Exercise objective: Number of lines with "image" in the data: give that figure by itself.
[Opening Source information section]
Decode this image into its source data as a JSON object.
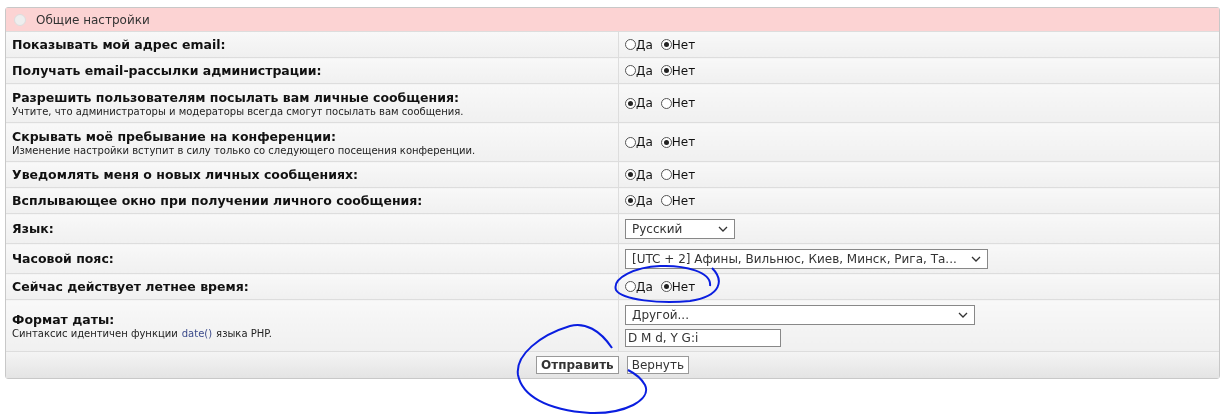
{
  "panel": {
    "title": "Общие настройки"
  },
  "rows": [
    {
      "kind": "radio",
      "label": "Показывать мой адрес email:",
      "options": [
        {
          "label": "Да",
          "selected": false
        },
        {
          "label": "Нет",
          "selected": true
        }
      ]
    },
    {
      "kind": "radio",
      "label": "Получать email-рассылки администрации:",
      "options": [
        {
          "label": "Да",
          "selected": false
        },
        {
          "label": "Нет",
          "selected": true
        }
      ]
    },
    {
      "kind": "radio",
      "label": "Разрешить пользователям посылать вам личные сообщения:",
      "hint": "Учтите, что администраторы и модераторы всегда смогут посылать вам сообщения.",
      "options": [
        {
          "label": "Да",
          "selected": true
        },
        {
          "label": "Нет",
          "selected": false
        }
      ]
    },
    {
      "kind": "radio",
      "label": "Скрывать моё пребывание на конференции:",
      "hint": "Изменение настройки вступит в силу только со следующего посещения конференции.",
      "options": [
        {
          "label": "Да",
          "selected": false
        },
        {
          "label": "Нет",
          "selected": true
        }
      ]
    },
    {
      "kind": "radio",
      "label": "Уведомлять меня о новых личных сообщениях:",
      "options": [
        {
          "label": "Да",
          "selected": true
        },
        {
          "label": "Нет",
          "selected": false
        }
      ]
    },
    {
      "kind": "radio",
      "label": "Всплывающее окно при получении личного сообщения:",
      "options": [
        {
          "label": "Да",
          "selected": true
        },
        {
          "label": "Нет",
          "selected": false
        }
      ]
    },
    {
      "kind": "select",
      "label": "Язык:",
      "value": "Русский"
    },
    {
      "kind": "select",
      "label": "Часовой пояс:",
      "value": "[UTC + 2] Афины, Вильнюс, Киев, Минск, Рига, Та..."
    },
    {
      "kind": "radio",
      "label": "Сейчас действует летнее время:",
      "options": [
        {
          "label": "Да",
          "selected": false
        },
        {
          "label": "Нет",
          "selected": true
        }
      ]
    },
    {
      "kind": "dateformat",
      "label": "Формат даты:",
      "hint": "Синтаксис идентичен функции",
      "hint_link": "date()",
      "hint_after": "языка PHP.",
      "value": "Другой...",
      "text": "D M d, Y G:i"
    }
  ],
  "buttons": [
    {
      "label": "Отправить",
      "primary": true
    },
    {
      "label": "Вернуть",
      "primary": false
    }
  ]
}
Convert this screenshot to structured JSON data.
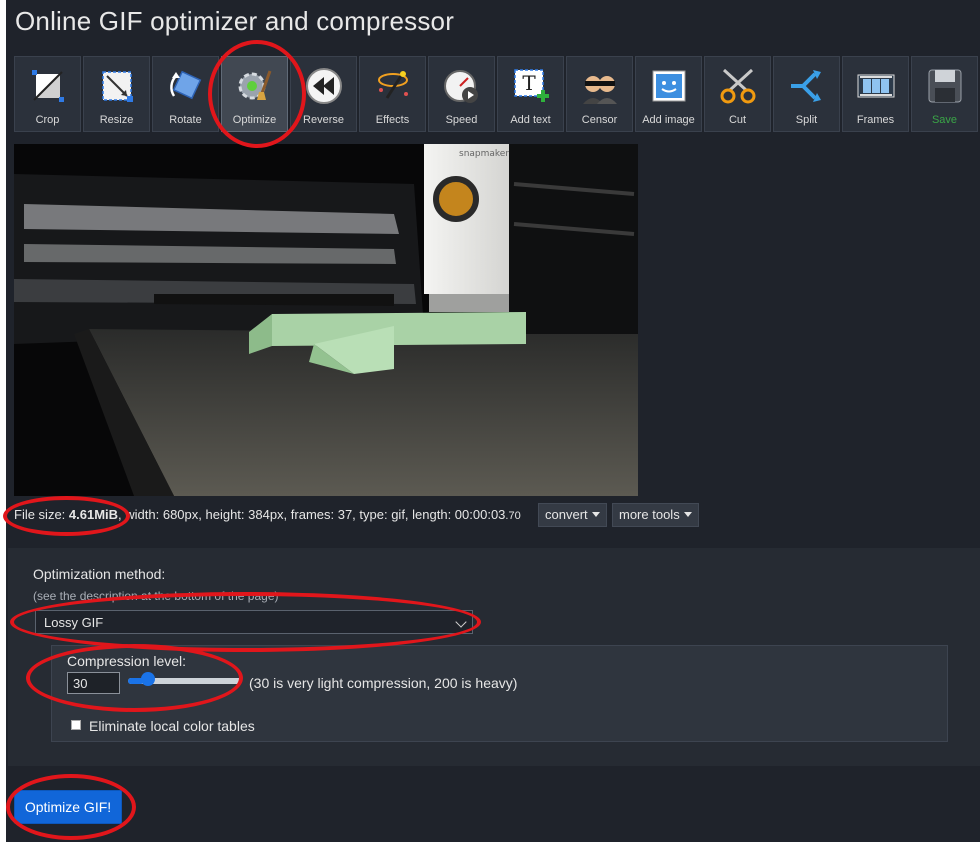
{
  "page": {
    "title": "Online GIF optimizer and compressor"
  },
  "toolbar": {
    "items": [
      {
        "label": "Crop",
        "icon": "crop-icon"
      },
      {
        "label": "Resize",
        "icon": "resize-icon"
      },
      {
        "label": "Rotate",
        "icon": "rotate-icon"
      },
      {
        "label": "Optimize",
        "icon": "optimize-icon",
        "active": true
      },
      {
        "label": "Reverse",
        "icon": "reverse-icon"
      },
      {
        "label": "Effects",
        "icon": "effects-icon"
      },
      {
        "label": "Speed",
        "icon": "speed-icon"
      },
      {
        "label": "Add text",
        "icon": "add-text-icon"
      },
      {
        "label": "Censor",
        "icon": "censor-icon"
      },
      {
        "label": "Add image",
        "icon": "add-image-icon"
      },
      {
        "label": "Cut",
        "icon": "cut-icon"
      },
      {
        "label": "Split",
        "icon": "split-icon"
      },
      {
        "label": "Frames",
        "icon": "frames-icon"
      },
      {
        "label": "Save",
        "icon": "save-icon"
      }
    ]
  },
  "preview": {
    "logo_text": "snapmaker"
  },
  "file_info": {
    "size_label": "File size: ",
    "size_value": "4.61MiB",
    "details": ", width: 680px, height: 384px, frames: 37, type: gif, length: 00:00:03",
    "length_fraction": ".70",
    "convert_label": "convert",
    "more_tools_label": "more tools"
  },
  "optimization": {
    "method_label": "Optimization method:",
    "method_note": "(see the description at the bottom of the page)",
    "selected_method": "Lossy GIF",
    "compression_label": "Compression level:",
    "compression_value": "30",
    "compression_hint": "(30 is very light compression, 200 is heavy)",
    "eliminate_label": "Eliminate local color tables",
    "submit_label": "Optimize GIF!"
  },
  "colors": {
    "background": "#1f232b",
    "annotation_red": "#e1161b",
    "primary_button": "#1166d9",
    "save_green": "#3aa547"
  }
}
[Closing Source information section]
Answer space: 3